Grassroots Quest Fills Gap, Brings Huge Bargain for Missouri
The story of Missouri’s Extended Employment Sheltered Workshops began in the 1950s and hit full stride in the 1960s. Seeking options for their children with disabilities, often desperately, parents and guardians began forming workshops to provide employment opportunities for them.
For most of these parents and their children, the only alternatives were sitting at home or in programs that required massive government subsidies. With real vision, these parents realized that gainful employment would bring other advantages as well, including pride and skills. Although much has changed, that foundation remains true for workshops today.

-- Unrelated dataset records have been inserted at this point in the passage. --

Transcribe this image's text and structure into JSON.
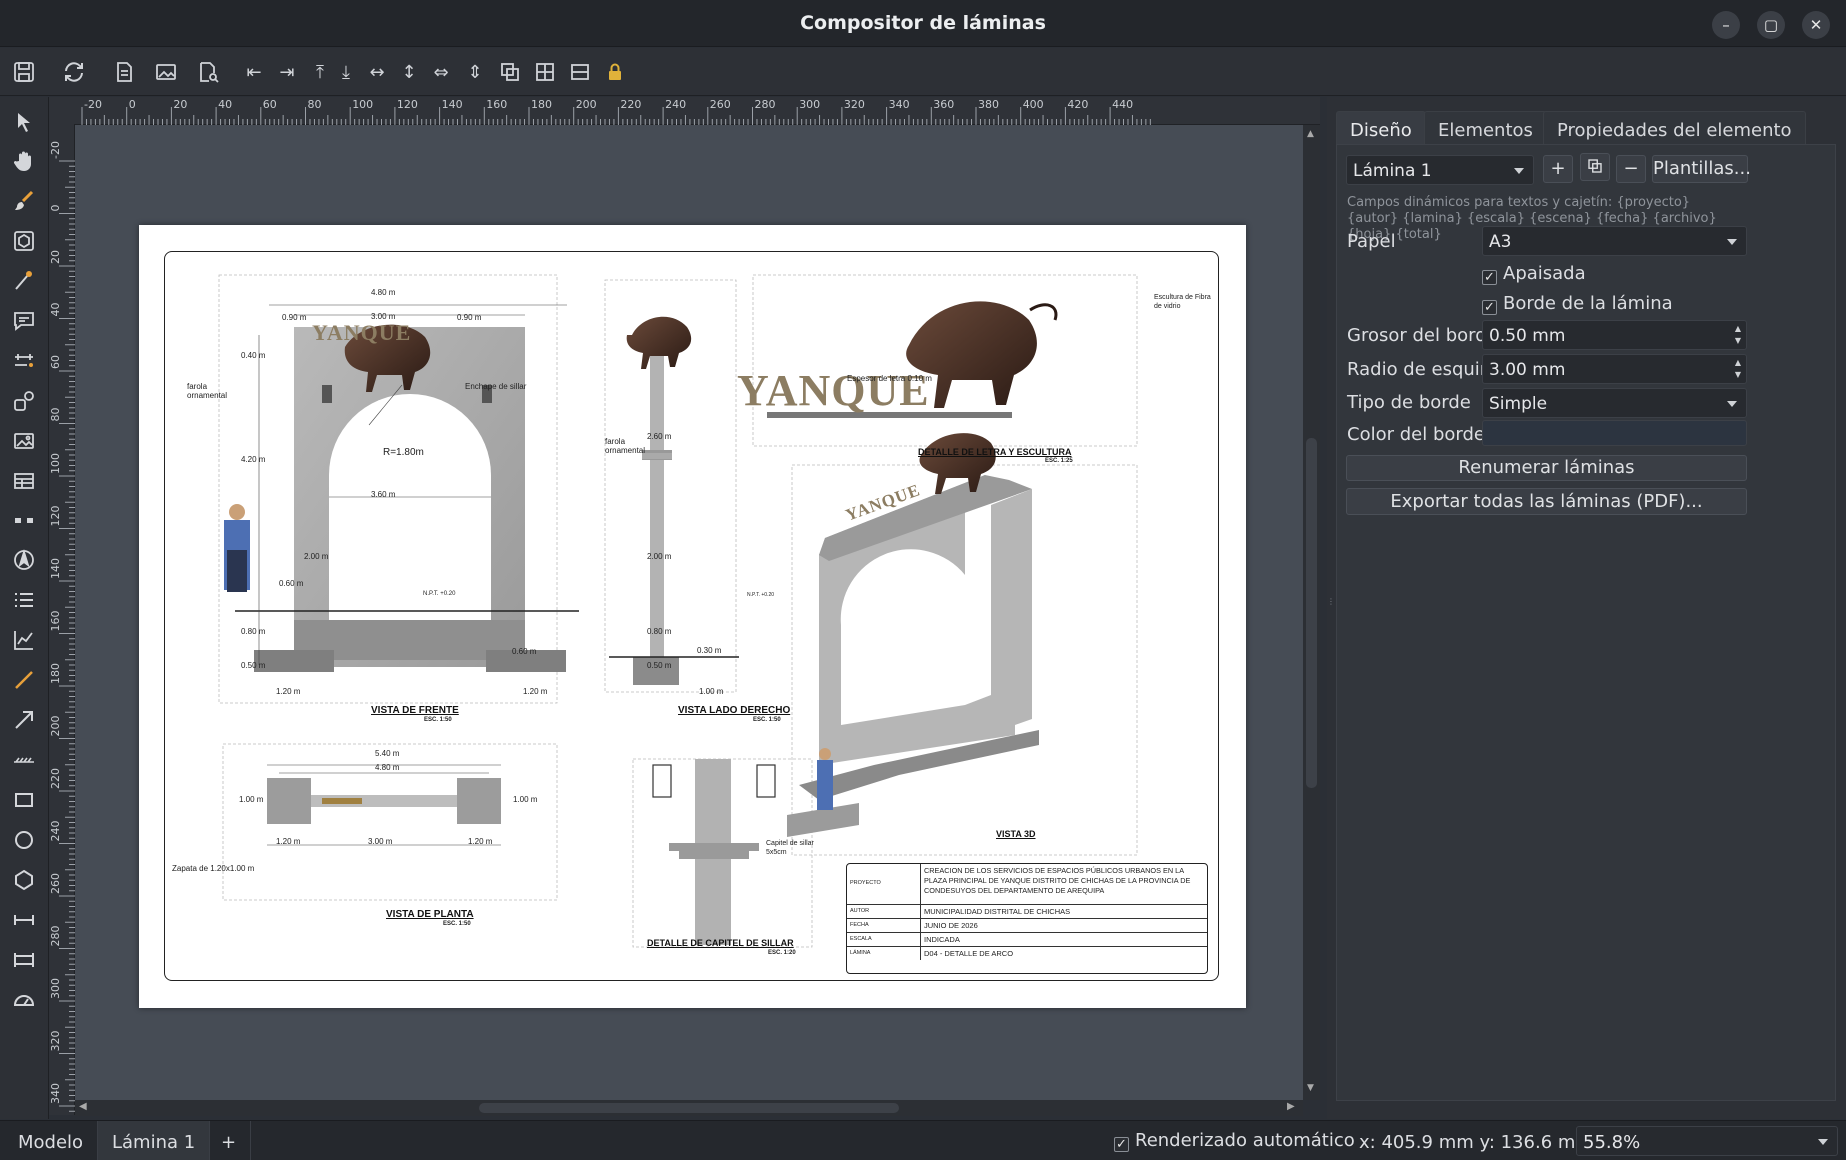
{
  "window": {
    "title": "Compositor de láminas",
    "controls": [
      "–",
      "▢",
      "✕"
    ]
  },
  "ruler": {
    "top_ticks": [
      "-20",
      "0",
      "20",
      "40",
      "60",
      "80",
      "100",
      "120",
      "140",
      "160",
      "180",
      "200",
      "220",
      "240",
      "260",
      "280",
      "300",
      "320",
      "340",
      "360",
      "380",
      "400",
      "420",
      "440"
    ],
    "left_ticks": [
      "-20",
      "0",
      "20",
      "40",
      "60",
      "80",
      "100",
      "120",
      "140",
      "160",
      "180",
      "200",
      "220",
      "240",
      "260",
      "280",
      "300",
      "320",
      "340"
    ]
  },
  "sheet": {
    "views": {
      "front": {
        "label": "VISTA DE FRENTE",
        "scale": "ESC. 1:50"
      },
      "side": {
        "label": "VISTA LADO DERECHO",
        "scale": "ESC. 1:50"
      },
      "letter_detail": {
        "label": "DETALLE DE LETRA Y ESCULTURA",
        "scale": "ESC. 1:25"
      },
      "view3d": {
        "label": "VISTA 3D"
      },
      "plan": {
        "label": "VISTA DE PLANTA",
        "scale": "ESC. 1:50"
      },
      "capitel": {
        "label": "DETALLE DE CAPITEL DE SILLAR",
        "scale": "ESC. 1:20"
      }
    },
    "brand_text": "YANQUE",
    "annotations": {
      "front_width": "4.80 m",
      "front_inner": "3.00 m",
      "front_side_left": "0.90 m",
      "front_side_right": "0.90 m",
      "front_top": "0.40 m",
      "farola": "farola ornamental",
      "enchape": "Enchape de sillar",
      "radius": "R=1.80m",
      "height_420": "4.20 m",
      "span_360": "3.60 m",
      "h_200": "2.00 m",
      "w_060": "0.60 m",
      "npt": "N.P.T. +0.20",
      "h_080": "0.80 m",
      "h_050": "0.50 m",
      "w_120": "1.20 m",
      "h_260": "2.60 m",
      "w_030": "0.30 m",
      "w_100": "1.00 m",
      "espesor": "Espesor de letra 0.10 m",
      "escultura": "Escultura de Fibra de vidrio",
      "plan_540": "5.40 m",
      "plan_480": "4.80 m",
      "plan_100": "1.00 m",
      "plan_300": "3.00 m",
      "zapata": "Zapata de 1.20x1.00 m",
      "capitel_note": "Capitel de sillar 5x5cm"
    },
    "title_block": {
      "rows": [
        {
          "key": "PROYECTO",
          "value": "CREACION DE LOS SERVICIOS DE ESPACIOS PÚBLICOS URBANOS EN LA PLAZA PRINCIPAL DE YANQUE DISTRITO DE CHICHAS DE LA PROVINCIA DE CONDESUYOS DEL DEPARTAMENTO DE AREQUIPA"
        },
        {
          "key": "AUTOR",
          "value": "MUNICIPALIDAD DISTRITAL DE CHICHAS"
        },
        {
          "key": "FECHA",
          "value": "JUNIO DE 2026"
        },
        {
          "key": "ESCALA",
          "value": "INDICADA"
        },
        {
          "key": "LÁMINA",
          "value": "D04 - DETALLE DE ARCO"
        }
      ]
    }
  },
  "panel": {
    "tabs": [
      "Diseño",
      "Elementos",
      "Propiedades del elemento"
    ],
    "sheet_select": "Lámina 1",
    "add_label": "+",
    "remove_label": "−",
    "templates_label": "Plantillas...",
    "hint": "Campos dinámicos para textos y cajetín: {proyecto} {autor} {lamina} {escala} {escena} {fecha} {archivo} {hoja} {total}",
    "paper_label": "Papel",
    "paper_value": "A3",
    "landscape_label": "Apaisada",
    "border_label": "Borde de la lámina",
    "border_width_label": "Grosor del borde",
    "border_width_value": "0.50 mm",
    "corner_radius_label": "Radio de esquinas",
    "corner_radius_value": "3.00 mm",
    "border_type_label": "Tipo de borde",
    "border_type_value": "Simple",
    "border_color_label": "Color del borde",
    "border_color": "#2c3440",
    "renumber_label": "Renumerar láminas",
    "export_label": "Exportar todas las láminas (PDF)..."
  },
  "bottom": {
    "tabs": [
      "Modelo",
      "Lámina 1"
    ],
    "add_tab": "+",
    "auto_render_label": "Renderizado automático",
    "coords": "x: 405.9 mm  y: 136.6 mm",
    "zoom": "55.8%"
  }
}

Missouri workshops remain different from shops in many other states. They depend heavily on contracted work and the revenue from that work to maintain operations. In reality, workshops are small businesses that hire individuals with disabilities. On average, a workshop’s contract revenue accounts for 70-80 percent of workshop revenue, government assistance 10-24 percent and the rest from additional grants.
The majority of workshop employees have been diagnosed with developmental disabilities. Other frequent disabilities include mental illness, head injury, blindness, deafness, seizure disorders and physical disabilities.

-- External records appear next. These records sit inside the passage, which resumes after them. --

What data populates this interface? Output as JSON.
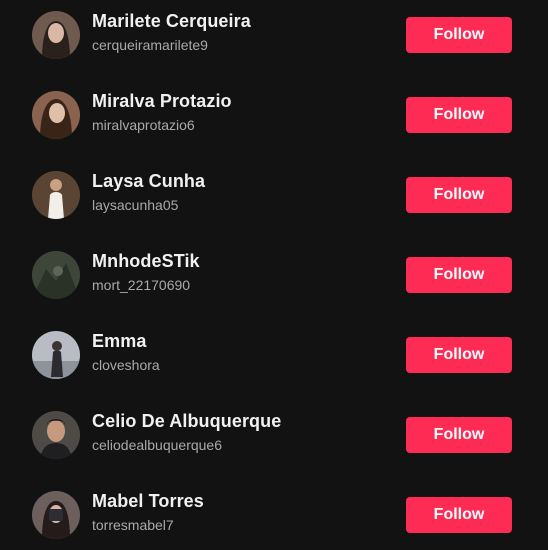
{
  "accent_color": "#fe2c55",
  "background_color": "#121212",
  "users": [
    {
      "name": "Marilete Cerqueira",
      "username": "cerqueiramarilete9",
      "button": "Follow",
      "avatar_tone": "#6e5a4e"
    },
    {
      "name": "Miralva Protazio",
      "username": "miralvaprotazio6",
      "button": "Follow",
      "avatar_tone": "#8a6250"
    },
    {
      "name": "Laysa Cunha",
      "username": "laysacunha05",
      "button": "Follow",
      "avatar_tone": "#5a4534"
    },
    {
      "name": "MnhodeSTik",
      "username": "mort_22170690",
      "button": "Follow",
      "avatar_tone": "#3d4638"
    },
    {
      "name": "Emma",
      "username": "cloveshora",
      "button": "Follow",
      "avatar_tone": "#b9bcc4"
    },
    {
      "name": "Celio De Albuquerque",
      "username": "celiodealbuquerque6",
      "button": "Follow",
      "avatar_tone": "#4e4a46"
    },
    {
      "name": "Mabel Torres",
      "username": "torresmabel7",
      "button": "Follow",
      "avatar_tone": "#6d5f5c"
    }
  ]
}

The Division of Vocational Rehabilitation first assesses these Missourians in order to determine whether or not they are capable of working in a competitive environment. If the rehabilitation counselor determines they cannot work competitively, the counselor will certify them for employment in the workshop.

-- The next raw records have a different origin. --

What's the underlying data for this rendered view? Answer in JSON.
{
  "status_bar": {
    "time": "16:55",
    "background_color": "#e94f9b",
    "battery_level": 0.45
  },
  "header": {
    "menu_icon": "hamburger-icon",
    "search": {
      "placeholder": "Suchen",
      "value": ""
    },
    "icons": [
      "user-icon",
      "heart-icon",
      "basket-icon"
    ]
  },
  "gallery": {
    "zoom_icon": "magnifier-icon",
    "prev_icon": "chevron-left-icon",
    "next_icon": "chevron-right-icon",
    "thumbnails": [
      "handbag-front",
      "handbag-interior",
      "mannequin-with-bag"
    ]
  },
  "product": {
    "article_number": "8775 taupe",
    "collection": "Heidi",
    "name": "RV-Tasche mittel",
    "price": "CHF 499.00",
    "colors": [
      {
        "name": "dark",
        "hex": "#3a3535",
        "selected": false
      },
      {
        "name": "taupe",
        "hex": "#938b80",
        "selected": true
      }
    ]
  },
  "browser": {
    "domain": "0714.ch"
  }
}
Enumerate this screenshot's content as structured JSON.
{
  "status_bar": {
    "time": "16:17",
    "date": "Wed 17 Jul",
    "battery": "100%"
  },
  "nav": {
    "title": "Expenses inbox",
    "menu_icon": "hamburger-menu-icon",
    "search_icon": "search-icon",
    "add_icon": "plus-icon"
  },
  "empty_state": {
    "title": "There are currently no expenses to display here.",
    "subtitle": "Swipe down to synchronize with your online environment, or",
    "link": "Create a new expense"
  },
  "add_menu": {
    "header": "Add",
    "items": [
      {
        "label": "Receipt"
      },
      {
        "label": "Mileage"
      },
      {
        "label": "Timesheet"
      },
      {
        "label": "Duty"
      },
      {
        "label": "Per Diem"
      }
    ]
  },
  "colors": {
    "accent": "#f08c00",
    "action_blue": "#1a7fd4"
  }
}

Although workshops compete in an open market, the needs of their employees mean extra supervision and other elements that increase workshop overhead. A major step was taken in 1971 with passage of Missouri Senate Bill 40. SB40 provided important funding support by enabling local counties to create tax levees for workshops and residential facilities. Additional funding today includes a per diem supplement for each workshop employee from the Department of Elementary and Secondary Education Sheltered Workshop Division.
County and state funding does fill a critical gap from higher overhead for workshop supervision and other services to people with disabilities. Workshops also rely on quality, flexibility and their large workforce to sell their services, making that supervision critical.
Besides the obvious goal of providing employment for people with disabilities, workshops also put money back into their communities. Payroll, purchase of goods and services and participation in local affairs are some of the ways that workshops contribute to the community. This community “payback” totals hundreds of millions of dollars each year—one more bargain that workshops bring.